The decision to establish the fund stipulated restricting the use of its funds for the acquisition of land or any ownership rights in the area that includes Palestine, Syria, and other portions of the Asian part of Turkey and the Sinai Peninsula to settle the Jews. These lands are considered to be the eternal property of the Jews, which means that it is forbidden to sell or dispose of them except by renting.
When the JNF administration recently approved a decision to purchase Palestinian lands in the West Bank to expand the settlement project, it sent multiple messages confirming ruling out the two-state solution with the Palestinians and showed a tendency to impose Israeli sovereignty over the totality of the historic land of Palestine. This is consistent with the Israeli government's recent approval of projects to expand settlements, the legalisation of the status of outposts in the West Bank and allocating hundreds of millions of dollars in budgets to implement infrastructure and service projects.

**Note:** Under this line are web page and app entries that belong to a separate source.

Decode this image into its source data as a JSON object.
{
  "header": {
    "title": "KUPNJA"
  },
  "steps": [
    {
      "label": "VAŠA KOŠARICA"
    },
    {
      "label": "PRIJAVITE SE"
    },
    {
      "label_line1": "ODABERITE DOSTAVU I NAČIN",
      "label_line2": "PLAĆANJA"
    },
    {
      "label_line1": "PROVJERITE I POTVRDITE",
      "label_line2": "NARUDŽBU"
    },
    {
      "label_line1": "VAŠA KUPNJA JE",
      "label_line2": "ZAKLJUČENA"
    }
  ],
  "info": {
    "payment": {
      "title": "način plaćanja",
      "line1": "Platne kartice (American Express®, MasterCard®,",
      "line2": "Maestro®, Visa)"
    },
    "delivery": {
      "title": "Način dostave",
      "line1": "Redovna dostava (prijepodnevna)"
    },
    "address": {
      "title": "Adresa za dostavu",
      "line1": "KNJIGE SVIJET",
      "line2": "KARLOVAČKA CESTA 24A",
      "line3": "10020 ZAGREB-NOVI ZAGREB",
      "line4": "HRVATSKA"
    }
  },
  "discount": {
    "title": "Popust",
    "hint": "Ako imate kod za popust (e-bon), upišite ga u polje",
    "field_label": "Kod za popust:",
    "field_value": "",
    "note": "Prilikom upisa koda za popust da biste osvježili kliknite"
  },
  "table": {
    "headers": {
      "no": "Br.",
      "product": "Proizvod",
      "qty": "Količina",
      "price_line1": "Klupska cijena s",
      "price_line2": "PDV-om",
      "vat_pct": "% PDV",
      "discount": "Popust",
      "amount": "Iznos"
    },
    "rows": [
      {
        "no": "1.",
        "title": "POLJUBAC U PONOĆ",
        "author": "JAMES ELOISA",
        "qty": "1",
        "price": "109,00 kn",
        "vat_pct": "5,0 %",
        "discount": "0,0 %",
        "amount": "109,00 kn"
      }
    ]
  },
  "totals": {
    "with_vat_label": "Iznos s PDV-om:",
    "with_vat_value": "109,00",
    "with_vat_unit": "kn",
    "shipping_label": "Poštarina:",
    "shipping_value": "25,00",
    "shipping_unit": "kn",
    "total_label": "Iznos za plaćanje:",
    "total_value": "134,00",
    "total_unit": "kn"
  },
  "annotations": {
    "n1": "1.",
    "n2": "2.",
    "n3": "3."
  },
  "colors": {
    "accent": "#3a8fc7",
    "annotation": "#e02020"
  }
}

The fund allocated $1.2 billion as an initial budget to purchase Palestinian lands, while being granted the powers to operate in the West Bank, organise its work and give it immunity to international prosecution. In 1954, the Knesset approved a law defining the area of activity and operation of the JNF, limiting its activities to lands subject to Israeli laws.
Later, the fund's functions were modified. Its powers were updated and shifted from purchasing to restoring lands, conducting afforestation activities and assisting the new immigrants to integrate by providing jobs and healthcare services. All of this contributed to building military settlements in coordination with the occupation army and financing Zionist education projects inside and outside Israel.
It is noteworthy that the decision sparked a wave of criticism among the representatives of the centre and left parties, representatives of reformist and conservative political currents of the American Jews and the delegate of the management of the World Zionist Organisation (WZO). Accordingly, the meeting of the board of directors of the JNF has been postponed until a final decision is made after the Knesset elections next March.
Strangely, the Israeli government is anticipating unusual relations with the new US administration. Nevertheless, it could have postponed supporting the JNF's decision to buy lands in the West Bank to expand settlements because it may provoke Washington. However, it is clear that the new step taken by the Zionist organisation is in harmony with the settlement projects that the Israeli government has recently approved by purchasing lands to expand settlements in the West Bank – specifically around Gush Etzion, greater Jerusalem, the southern Hebron mountains and the Jordan Valley, as part of a plan called "reclaim lands".
Therefore, implementing the decision was postponed until a later date stipulated by the administration of the fund, in order to prevent internal political tensions prior to the elections and avoid a clash with US President Biden's administration regarding the settlement issue.
The views expressed in this article belong to the author and do not necessarily reflect the editorial policy of Middle East Monitor.